Create a Distraction-Free Study Space
Whether you choose to study before or after going to work, or on your days off, the last thing that you want is for the area where you are studying to be filled with distractions. This could be anything from the other family members living in your home to the pile of laundry that you need to put in the washing machine. A study space that you can retreat to is a good way to keep distractions at a minimum and make sure that you are able to focus on the work each time you have a study session. If you have a spare room in your home, this could be converted into a study, or you could even use a sunroom or a garage if you have the right facilities for heating and lighting. If you don’t have a spare room in your home to turn into your office, consider a quiet corner of your living room or kitchen, and make sure that all household chores are done beforehand so you don’t find yourself focusing on them.
Get Support from Family and Friends
The people in your life who love you and are close to you will always want you to succeed, and chances are that they are more than willing to offer you some extra help and support while you advance your nursing career. It’s time to reach out to your social circle and get support from the people in your life who are happy to offer it when you need it. Sometimes, it’s the small things that matter the most, like accepting an offer of more babysitting for your kids throughout the week from a family member or asking your spouse if they would be able to pick up more household tasks while you are studying.
Get Familiar with College Support
Your college, university, or nursing school will also likely offer support for students who are juggling study with working full-time. It’s a good idea to talk to any student counselors or your personal tutor who will be able to help you navigate the support options available to you and help you come up with a plan for success. Some colleges will even offer student counseling sessions free of charge that can be useful if you need academic or emotional support at any point during your journey. Your college will have a lot of resources that you can take advantage of to help with common problems that often come up for students in your situation.
Look After Your Mental Health
When juggling any heavy workload, particularly when you have a lot of responsibility for others as is often the case with nursing, there is always a risk of developing stress, anxiety, and other mental health problems that could make it harder for you to focus and impact your day-to-day health and wellbeing. As a nurse, you know just how important it is for you to stay mentally strong and resilient in order to do well at your job and deal with the stressors that a career in nursing can throw at you.

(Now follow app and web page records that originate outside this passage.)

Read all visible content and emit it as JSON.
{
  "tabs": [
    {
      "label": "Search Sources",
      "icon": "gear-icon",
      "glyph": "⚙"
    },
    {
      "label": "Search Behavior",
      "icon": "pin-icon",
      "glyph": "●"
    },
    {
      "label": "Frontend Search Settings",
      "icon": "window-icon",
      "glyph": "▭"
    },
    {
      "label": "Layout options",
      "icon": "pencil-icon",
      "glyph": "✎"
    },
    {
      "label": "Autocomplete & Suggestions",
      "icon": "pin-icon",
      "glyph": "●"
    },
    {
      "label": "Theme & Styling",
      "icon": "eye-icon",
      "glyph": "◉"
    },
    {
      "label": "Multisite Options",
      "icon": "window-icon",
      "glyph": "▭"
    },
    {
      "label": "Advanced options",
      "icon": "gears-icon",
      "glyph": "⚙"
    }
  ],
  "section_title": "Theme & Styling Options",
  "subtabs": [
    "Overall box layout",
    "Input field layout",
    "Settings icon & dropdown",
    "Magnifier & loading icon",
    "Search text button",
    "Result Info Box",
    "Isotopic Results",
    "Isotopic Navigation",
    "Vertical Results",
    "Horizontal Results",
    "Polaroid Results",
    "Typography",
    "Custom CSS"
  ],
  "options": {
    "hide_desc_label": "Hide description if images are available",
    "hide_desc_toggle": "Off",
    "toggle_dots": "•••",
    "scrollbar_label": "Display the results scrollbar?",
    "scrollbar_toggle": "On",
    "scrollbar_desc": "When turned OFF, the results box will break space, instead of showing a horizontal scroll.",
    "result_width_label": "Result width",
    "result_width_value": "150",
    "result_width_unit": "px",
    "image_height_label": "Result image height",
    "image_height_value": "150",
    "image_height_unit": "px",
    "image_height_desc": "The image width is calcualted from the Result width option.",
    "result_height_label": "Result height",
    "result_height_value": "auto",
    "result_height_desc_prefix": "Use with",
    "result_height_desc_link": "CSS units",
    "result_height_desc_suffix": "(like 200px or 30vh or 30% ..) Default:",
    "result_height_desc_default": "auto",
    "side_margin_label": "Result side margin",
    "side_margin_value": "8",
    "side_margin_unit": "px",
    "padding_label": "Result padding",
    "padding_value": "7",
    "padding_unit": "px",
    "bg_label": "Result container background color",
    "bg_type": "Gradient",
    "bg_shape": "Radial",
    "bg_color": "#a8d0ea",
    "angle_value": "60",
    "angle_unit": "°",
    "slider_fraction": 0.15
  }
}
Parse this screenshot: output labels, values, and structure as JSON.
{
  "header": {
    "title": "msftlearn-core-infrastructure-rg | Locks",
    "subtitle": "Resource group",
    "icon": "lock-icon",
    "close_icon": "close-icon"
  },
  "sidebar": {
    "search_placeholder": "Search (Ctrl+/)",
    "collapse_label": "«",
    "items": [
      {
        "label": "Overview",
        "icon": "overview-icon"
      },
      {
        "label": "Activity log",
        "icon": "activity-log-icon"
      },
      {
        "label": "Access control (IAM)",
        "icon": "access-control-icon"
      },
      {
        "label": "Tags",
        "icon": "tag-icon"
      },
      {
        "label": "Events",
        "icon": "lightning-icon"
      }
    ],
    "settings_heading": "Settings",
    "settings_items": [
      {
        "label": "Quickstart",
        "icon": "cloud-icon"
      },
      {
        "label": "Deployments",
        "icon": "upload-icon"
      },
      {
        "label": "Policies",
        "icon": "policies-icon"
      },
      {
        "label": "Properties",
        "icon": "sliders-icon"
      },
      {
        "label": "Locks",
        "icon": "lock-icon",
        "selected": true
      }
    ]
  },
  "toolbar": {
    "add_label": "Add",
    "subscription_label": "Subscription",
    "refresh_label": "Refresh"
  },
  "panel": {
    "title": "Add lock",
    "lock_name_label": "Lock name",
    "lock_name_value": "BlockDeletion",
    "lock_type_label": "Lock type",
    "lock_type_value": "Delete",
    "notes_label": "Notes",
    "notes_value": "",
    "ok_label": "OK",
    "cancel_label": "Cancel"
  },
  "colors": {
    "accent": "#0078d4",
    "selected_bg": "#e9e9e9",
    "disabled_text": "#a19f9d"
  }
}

Talking therapies can help, and the sooner you reach out to somebody who can offer professional support if you begin to feel overwhelmed, the better.
Revisit Your Plans
In some cases, it might be necessary to revisit your plans to ensure that they are still working out for you. Taking the time every few weeks or months to check what is going well and determine if there are any changes worth making to improve your experience and make the process more manageable. There is nothing wrong with adjusting your learning, for example, switching to part-time classes for a while, if the workload is becoming too heavy and you are struggling to handle everything that is required of you.
A career in nursing can be hugely exciting, with so many different opportunities to choose from for nurses who want to specialize or progress in their careers. However, many nurses who want to improve their careers must juggle working and study at the same time in order to do so. Looking after your health and well-being as you do this has never been more important.